The situation does not appear to be improving. In 2019, Oceana found 47% of the samples it tested from food retailers and restaurants in six Canadian cities were mislabelled.
There is considerable economic incentive to sell low-value fish in place of more popular and expensive species – and even more money to be made “laundering” illegally caught fish, says Rashid Sumaila, a fisheries economist at the Institute for the Oceans and Fisheries at the University of British Columbia.
Sumaila calculated in a 2020 study that between 8m and 14m tonnes of fish are caught illegally every year. “That’s like 15 to 20 million cows being stolen every year,” in terms of weight, he said.
“Fish laundering” is often linked to illegal, unreported and unregulated (IUU) catches by large “distant” fleets, in which foreign-flagged vessels operate off the coasts of Africa, Asia and South America. Often, the catches are processed on board large transshipment vessels, where mislabelling and mixing of legal and illegal fish is done in relative secret. The risk of getting caught is low because monitoring and transparency is weak along the seafood supply chain. “People can make a lot of money doing this,” said Sumaila.

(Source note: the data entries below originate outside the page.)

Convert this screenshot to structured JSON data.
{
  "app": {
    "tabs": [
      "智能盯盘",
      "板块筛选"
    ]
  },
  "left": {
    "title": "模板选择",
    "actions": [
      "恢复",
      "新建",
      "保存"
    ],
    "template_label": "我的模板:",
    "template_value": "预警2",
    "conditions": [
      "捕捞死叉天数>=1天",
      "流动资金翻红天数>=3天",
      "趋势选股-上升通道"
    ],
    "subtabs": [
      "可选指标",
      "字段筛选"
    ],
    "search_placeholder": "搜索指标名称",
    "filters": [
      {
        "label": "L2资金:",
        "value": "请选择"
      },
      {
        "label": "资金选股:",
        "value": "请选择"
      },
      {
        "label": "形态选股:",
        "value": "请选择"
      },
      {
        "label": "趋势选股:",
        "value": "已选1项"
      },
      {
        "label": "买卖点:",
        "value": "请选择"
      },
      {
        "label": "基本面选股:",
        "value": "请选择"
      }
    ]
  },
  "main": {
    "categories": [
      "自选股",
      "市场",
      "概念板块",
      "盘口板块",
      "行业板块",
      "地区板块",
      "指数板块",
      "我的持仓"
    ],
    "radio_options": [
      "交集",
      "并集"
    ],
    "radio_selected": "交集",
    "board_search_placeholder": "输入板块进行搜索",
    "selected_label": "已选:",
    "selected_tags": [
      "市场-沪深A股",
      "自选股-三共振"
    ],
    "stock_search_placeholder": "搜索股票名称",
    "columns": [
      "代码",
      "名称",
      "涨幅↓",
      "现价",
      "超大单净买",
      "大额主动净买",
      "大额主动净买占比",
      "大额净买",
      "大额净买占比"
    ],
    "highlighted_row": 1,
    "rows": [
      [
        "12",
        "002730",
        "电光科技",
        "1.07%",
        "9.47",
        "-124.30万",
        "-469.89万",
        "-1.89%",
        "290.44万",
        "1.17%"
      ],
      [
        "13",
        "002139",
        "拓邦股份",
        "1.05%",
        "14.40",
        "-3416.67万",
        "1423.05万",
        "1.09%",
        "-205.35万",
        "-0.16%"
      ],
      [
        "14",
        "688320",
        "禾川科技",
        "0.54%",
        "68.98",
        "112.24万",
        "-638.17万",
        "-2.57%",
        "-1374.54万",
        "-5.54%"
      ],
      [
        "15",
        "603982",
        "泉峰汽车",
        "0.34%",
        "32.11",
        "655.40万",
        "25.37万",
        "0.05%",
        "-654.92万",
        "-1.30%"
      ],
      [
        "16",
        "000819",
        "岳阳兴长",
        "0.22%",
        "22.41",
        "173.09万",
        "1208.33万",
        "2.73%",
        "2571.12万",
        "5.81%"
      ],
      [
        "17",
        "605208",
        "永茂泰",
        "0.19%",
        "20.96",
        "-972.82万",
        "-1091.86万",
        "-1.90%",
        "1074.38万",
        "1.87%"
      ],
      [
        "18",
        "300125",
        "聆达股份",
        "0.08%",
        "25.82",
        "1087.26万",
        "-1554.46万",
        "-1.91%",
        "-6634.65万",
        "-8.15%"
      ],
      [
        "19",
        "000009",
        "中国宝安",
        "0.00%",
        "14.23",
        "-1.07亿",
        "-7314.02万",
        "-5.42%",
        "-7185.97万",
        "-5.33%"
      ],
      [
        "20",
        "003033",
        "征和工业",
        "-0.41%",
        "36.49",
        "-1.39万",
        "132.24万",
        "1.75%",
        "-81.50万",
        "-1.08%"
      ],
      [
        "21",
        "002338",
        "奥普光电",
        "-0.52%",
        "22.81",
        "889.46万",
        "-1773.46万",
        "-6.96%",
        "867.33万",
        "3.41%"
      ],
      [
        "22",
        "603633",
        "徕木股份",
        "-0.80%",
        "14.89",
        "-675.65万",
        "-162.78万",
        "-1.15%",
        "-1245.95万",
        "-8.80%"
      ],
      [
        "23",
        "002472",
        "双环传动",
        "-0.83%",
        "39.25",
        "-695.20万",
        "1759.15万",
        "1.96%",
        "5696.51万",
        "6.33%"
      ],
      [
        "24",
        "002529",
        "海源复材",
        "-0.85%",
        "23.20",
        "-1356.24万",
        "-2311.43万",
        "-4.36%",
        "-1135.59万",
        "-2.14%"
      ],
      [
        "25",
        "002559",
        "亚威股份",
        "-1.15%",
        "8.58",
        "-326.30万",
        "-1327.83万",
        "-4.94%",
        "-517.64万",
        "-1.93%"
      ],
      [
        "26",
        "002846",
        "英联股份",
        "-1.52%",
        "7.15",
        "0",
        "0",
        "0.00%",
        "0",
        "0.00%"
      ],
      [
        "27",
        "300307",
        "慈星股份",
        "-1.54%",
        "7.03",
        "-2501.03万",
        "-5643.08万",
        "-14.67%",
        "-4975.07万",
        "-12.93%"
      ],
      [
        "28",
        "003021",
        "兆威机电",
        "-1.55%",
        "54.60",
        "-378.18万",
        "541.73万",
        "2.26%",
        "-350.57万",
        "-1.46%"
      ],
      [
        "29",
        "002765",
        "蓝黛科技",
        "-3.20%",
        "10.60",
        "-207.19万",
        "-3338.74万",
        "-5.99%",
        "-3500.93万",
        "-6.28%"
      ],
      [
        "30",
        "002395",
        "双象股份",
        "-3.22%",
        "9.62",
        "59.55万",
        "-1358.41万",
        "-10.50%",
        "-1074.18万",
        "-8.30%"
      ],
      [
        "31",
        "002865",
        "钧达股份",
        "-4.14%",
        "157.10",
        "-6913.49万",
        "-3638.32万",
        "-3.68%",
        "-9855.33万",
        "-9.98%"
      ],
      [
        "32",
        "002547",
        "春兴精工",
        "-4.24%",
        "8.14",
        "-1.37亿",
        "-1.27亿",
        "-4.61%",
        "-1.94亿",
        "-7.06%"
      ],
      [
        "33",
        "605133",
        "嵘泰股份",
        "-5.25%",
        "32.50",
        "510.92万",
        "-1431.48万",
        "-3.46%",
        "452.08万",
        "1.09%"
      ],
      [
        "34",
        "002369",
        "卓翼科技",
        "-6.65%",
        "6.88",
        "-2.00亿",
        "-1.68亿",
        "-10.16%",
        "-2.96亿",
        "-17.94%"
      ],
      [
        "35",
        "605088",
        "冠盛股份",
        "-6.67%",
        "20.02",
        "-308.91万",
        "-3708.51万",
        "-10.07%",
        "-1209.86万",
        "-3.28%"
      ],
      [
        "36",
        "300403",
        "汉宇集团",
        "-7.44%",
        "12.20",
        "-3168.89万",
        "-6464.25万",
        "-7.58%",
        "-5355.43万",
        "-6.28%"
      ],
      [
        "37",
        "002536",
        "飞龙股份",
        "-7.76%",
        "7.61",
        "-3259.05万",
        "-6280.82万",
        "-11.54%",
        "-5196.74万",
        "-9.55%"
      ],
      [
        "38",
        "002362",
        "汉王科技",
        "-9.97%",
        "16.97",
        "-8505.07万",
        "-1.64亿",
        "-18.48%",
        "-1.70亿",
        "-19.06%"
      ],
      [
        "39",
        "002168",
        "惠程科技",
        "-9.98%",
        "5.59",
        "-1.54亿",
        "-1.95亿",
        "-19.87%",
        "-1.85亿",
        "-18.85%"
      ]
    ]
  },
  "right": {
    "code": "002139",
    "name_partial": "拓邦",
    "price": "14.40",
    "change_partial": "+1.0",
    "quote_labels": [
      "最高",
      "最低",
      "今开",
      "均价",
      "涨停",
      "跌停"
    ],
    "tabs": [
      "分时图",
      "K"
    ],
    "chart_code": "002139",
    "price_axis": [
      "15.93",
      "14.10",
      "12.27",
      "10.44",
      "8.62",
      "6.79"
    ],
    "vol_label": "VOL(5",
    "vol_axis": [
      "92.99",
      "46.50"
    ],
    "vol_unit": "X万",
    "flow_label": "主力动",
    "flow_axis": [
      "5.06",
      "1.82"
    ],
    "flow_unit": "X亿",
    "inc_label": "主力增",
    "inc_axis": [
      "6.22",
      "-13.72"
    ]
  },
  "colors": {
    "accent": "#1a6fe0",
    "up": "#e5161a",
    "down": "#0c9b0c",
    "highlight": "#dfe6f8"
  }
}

Others lose out. Fish laundering results in an economic loss of $26bn–$50bn (£19bn–£36bn) a year, Sumaila’s study concluded, as illegal or fraudulently labelled fish undercuts the legal industry, making it difficult for honest players to compete. “It’s very corrosive,” he said. “If not stopped, illegal fishing just grows.”